Title: Seasonal temperature and precipitation effects on cow-calf production in northern mixed-grass prairie Authors
Submitted to: Livestock Science
Publication Type: Peer Reviewed Journal
Publication Acceptance Date: April 25, 2013
Publication Date: July 4, 2013
Repository URL: http://handle.nal.usda.gov/10113/58232
Citation: Reeves, J.L., Derner, J.D., Sanderson, M.A., Petersen, M.K., Vermeire, L.T., Hendrickson, J.R., Kronberg, S.L. 2013. Seasonal temperature and precipitation effects on cow-calf production in northern mixed-grass prairie. Livestock Science. 155:355-363. Interpretive Summary: Understanding the influence of seasonal weather (precipitation, temperature) effects on livestock production in the western Great Plains would assist ranchers with planning for the grazing season and reduce enterprise risk. Thirty-four years of cow-calf beef production data from the USDA-ARS High Plains Grasslands Research Station near Cheyenne, WY, USA were used to determine the influence of spring (April – June) and summer (July – September) temperature and precipitation, as well as prior winter (October – March) and prior growing season (April – September) precipitation on livestock gains. Hereford cattle were more sensitive to seasonal weather patterns than crossbreds (Red Angus x Charolais x Salers), with warm and wet springs, and wet winters increasing beef production. Beef production from the crossbreds cattle did not show any weather effect patterns. The findings will be incorporated into decision support tools to help ranchers determine expected beef production in advance (perhaps months) of the grazing season to reduce enterprise risk.
Technical Abstract: Quantifying the effects of seasonal temperature and precipitation on cow-calf production on rangelands is challenging, as few long-term (>20 yr) studies have been reported. However, an understanding of how seasonal weather inconsistency affects beef production is needed for beef producers to better manage their herds on native rangelands to minimize enterprise risk with respect to climatic variability. Cow-calf beef production data collected at the USDA-ARS High Plains Grasslands Research Station near Cheyenne, WY, USA, from 1975-2012 were tested using model averaging for effects of spring (April – June) and summer (July – September) temperature and precipitation, as well as prior winter (October – March) and prior growing season (April – September) precipitation. Two breeds were used at different times during the study period (Herefords from 1975 – 2011 and a Red Angus x Charolais x Salers cross from 2003 – 2012; there was no grazing in 2002) and examined separately to test for differential effects of seasonal weather by breed. Herefords were more sensitive to seasonal weather patterns than the crossbreds, with Hereford pair total beef production showing the largest effect sizes. Warm, wet springs and wet winters increased Hereford beef production in this northern mixed-grass prairie, whereas beef production from the crossbreds did not show any weather effect patterns.
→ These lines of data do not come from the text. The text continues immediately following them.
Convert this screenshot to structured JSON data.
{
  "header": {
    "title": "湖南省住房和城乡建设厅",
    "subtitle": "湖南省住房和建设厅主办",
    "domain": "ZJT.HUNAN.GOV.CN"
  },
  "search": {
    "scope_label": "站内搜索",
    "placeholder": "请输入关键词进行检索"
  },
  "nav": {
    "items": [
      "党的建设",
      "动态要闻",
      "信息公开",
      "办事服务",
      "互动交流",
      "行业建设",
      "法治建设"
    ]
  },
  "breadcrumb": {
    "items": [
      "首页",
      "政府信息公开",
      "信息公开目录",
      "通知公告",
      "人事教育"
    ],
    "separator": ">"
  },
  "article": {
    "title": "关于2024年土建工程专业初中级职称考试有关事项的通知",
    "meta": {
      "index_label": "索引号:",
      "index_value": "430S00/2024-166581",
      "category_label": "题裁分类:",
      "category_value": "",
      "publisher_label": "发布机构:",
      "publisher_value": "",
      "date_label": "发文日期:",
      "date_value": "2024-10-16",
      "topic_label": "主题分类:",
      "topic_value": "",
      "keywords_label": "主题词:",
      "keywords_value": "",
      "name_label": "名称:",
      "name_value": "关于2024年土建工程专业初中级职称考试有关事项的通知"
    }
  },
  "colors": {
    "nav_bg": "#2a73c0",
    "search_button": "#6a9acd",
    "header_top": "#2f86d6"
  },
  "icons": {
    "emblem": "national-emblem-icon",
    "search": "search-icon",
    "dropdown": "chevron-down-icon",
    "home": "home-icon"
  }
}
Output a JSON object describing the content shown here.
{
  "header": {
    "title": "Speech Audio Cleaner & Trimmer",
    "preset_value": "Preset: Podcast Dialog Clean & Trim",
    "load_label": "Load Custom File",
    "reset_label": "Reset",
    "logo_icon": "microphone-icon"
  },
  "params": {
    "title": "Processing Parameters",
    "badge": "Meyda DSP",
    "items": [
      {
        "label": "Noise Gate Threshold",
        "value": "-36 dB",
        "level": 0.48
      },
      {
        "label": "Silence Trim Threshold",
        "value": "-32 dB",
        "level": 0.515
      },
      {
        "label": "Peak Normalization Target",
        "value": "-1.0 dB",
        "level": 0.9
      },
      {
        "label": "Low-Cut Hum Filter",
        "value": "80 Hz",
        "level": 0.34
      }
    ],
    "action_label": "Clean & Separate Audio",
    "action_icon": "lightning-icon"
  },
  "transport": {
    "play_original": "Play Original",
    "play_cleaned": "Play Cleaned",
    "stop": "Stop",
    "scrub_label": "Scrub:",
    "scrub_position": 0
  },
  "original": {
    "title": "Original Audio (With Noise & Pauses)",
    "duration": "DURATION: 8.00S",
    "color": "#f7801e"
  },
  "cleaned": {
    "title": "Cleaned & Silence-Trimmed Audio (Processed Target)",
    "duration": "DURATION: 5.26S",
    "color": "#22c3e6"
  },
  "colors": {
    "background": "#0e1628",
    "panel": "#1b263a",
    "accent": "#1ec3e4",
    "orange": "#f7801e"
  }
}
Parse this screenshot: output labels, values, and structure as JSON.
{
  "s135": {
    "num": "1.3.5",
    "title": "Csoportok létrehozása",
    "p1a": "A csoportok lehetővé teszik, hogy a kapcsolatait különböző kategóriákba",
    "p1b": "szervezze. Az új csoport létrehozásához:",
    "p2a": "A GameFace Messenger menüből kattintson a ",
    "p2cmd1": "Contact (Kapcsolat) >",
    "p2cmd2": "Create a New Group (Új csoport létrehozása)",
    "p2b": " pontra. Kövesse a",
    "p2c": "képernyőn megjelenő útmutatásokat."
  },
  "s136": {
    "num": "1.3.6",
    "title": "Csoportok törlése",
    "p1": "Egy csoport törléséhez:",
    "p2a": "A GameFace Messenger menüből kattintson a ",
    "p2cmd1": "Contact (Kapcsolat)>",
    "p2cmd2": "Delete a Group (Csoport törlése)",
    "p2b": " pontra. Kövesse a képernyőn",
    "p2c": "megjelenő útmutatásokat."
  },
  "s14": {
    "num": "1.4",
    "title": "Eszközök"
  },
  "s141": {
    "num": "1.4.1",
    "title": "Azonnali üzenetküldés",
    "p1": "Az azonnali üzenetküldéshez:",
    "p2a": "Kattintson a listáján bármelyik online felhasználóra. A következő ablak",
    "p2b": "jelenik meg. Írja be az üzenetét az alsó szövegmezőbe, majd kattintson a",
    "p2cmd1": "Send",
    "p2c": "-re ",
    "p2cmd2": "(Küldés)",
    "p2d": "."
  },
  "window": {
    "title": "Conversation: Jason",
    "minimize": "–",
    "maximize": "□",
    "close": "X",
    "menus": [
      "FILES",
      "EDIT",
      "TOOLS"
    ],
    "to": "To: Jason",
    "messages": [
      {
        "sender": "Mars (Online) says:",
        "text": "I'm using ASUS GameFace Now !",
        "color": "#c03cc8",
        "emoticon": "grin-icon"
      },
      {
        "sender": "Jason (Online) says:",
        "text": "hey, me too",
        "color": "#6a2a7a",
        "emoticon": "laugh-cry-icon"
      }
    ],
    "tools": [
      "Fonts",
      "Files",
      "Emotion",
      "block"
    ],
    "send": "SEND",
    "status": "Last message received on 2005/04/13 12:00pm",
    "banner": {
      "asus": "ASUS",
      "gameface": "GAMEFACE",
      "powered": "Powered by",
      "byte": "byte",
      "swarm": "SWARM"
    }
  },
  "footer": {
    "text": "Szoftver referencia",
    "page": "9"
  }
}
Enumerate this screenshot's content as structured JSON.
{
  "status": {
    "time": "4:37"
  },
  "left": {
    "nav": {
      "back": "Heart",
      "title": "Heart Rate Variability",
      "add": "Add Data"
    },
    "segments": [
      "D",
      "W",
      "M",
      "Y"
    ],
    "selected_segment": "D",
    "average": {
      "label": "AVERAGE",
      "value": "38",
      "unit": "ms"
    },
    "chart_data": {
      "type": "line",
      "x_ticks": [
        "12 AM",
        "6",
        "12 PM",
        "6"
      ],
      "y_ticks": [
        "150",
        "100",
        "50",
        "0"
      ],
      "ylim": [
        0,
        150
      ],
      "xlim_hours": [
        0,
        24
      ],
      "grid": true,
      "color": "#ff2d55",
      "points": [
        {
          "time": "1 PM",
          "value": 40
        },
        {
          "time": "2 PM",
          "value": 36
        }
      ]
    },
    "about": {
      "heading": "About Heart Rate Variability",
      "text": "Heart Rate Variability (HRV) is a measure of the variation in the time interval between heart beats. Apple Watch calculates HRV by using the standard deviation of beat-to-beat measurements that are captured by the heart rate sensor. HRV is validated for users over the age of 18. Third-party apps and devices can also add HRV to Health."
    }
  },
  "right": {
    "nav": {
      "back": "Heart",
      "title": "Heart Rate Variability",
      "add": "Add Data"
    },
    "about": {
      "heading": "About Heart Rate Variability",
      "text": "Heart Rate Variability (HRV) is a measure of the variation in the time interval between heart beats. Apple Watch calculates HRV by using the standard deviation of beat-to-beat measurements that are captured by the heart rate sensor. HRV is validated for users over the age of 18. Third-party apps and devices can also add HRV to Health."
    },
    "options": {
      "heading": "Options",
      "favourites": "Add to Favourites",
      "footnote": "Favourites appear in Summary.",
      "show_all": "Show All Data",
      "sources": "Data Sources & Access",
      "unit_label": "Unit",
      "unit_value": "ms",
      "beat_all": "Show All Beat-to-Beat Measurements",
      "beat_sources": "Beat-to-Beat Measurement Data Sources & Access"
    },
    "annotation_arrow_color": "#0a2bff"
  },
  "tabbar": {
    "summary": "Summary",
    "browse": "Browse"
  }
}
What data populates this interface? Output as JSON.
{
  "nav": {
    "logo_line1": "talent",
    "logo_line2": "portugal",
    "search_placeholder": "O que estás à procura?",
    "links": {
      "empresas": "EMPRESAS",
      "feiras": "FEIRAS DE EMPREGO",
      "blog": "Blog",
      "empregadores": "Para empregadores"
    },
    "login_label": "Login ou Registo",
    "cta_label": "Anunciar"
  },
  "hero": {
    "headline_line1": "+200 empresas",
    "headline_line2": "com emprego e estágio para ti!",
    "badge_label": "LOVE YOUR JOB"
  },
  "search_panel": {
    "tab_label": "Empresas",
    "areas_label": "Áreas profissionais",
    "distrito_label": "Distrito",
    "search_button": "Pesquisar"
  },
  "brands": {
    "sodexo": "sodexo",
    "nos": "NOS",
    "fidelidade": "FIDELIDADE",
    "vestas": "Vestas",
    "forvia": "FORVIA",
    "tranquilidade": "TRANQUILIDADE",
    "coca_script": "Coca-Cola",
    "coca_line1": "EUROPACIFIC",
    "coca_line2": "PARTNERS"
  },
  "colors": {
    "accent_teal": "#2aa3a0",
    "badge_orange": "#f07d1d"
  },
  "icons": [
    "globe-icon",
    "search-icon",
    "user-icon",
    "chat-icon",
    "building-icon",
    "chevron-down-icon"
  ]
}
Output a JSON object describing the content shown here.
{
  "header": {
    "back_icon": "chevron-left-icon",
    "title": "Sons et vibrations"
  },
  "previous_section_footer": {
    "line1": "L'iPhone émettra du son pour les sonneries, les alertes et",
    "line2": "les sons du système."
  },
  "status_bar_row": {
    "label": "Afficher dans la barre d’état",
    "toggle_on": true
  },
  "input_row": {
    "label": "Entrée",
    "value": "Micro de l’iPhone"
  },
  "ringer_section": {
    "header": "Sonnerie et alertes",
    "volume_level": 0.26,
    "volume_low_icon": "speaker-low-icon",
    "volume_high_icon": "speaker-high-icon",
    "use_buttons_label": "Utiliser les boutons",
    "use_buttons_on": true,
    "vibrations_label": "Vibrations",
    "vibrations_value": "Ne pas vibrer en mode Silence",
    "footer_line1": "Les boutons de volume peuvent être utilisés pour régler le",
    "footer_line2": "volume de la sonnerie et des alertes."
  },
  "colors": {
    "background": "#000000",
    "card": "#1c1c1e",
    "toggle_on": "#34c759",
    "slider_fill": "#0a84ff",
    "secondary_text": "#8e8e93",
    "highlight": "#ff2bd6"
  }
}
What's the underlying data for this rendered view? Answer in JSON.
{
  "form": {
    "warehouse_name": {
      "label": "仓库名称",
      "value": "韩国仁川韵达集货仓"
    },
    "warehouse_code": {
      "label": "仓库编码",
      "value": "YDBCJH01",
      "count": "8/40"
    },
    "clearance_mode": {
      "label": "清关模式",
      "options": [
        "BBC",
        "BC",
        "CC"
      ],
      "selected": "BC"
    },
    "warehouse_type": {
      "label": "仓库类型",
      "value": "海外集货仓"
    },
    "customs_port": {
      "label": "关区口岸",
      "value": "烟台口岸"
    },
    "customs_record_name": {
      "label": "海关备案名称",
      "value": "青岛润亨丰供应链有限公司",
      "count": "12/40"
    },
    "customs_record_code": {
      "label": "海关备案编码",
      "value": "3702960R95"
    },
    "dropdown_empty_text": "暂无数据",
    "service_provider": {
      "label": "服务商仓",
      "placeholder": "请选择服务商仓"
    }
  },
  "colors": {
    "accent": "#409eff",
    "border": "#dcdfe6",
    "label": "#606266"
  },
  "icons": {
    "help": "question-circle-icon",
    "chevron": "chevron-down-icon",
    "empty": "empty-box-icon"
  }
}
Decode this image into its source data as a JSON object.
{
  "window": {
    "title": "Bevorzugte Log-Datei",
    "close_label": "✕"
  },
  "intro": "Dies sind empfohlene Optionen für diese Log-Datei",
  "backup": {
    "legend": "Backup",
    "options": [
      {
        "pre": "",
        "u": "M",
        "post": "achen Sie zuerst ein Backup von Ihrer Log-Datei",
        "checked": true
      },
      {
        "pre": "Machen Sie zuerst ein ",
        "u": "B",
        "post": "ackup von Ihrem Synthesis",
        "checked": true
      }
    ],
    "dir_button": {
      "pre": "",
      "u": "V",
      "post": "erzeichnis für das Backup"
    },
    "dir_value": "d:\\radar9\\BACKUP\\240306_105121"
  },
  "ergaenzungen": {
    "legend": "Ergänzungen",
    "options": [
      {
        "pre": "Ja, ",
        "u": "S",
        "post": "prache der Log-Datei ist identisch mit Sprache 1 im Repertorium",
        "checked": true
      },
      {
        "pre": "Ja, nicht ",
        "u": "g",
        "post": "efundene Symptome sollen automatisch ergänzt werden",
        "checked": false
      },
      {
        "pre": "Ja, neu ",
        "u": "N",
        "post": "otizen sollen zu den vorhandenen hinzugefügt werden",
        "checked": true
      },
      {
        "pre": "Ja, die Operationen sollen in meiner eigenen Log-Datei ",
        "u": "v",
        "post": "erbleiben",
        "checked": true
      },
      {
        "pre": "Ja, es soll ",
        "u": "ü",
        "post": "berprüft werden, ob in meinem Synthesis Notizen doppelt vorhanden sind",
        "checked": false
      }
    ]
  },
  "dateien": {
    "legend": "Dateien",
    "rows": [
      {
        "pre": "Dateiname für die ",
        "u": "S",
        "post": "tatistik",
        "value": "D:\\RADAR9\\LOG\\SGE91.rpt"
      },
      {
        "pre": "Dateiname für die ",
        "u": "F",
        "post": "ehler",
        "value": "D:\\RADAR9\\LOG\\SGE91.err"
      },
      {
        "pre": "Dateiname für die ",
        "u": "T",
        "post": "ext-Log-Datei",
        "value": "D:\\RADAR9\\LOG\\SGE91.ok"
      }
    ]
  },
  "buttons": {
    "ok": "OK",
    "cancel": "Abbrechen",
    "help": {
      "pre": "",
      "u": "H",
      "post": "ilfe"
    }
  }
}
The model structure used maximizes utility of these data to be built into decision support tools to help ranchers optimize stocking rates and minimize enterprise risk in advance of the grazing season.